* [YOUR GOAL]: Find the string "icon" in the listing below and return each line it appears in.
--- START ---
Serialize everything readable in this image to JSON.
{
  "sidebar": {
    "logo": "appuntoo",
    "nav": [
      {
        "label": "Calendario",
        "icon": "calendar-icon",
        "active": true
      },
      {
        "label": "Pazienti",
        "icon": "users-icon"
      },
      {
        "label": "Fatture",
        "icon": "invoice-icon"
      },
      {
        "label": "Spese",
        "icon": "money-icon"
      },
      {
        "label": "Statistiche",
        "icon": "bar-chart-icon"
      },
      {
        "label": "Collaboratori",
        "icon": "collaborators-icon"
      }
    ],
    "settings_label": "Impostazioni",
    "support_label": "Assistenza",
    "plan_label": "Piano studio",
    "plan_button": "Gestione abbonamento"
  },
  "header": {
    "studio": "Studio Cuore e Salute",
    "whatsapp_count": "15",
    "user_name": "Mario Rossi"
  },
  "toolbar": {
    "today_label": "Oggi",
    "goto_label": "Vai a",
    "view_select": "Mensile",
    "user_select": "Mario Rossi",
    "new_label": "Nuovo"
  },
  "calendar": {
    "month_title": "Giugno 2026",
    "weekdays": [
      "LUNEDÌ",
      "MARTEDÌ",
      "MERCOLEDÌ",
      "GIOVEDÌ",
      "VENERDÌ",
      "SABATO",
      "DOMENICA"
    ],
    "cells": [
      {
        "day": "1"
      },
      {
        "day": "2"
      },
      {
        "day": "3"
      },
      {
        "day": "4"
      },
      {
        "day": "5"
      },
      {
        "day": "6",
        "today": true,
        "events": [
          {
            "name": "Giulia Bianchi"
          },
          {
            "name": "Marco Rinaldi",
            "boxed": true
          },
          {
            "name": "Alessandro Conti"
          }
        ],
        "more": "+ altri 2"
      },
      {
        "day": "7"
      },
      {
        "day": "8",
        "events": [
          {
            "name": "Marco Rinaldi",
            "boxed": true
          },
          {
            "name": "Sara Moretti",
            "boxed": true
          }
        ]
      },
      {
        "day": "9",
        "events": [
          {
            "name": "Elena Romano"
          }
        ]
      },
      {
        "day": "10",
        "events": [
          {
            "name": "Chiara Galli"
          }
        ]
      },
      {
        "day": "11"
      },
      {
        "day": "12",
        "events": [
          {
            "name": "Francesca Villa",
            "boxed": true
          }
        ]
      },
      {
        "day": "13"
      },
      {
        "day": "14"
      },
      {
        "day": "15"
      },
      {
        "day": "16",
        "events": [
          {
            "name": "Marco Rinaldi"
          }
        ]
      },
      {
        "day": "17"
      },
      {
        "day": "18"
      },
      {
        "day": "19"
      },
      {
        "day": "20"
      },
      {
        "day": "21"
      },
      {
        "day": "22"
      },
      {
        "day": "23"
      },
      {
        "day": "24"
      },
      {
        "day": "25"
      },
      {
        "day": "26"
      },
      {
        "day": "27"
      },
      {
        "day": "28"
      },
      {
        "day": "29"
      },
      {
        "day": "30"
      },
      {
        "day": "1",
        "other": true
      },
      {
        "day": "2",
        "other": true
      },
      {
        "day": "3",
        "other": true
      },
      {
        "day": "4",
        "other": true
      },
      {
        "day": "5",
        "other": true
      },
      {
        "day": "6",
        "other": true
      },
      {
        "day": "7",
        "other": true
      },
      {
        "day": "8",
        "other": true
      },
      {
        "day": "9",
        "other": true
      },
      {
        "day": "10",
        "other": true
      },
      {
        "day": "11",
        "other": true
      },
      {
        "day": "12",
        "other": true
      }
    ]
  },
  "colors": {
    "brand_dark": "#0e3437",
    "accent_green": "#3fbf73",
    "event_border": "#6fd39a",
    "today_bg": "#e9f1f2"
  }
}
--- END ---
* [WRITTEN REPLY]:
        "icon": "calendar-icon",
        "icon": "users-icon"
        "icon": "invoice-icon"
        "icon": "money-icon"
        "icon": "bar-chart-icon"
        "icon": "collaborators-icon"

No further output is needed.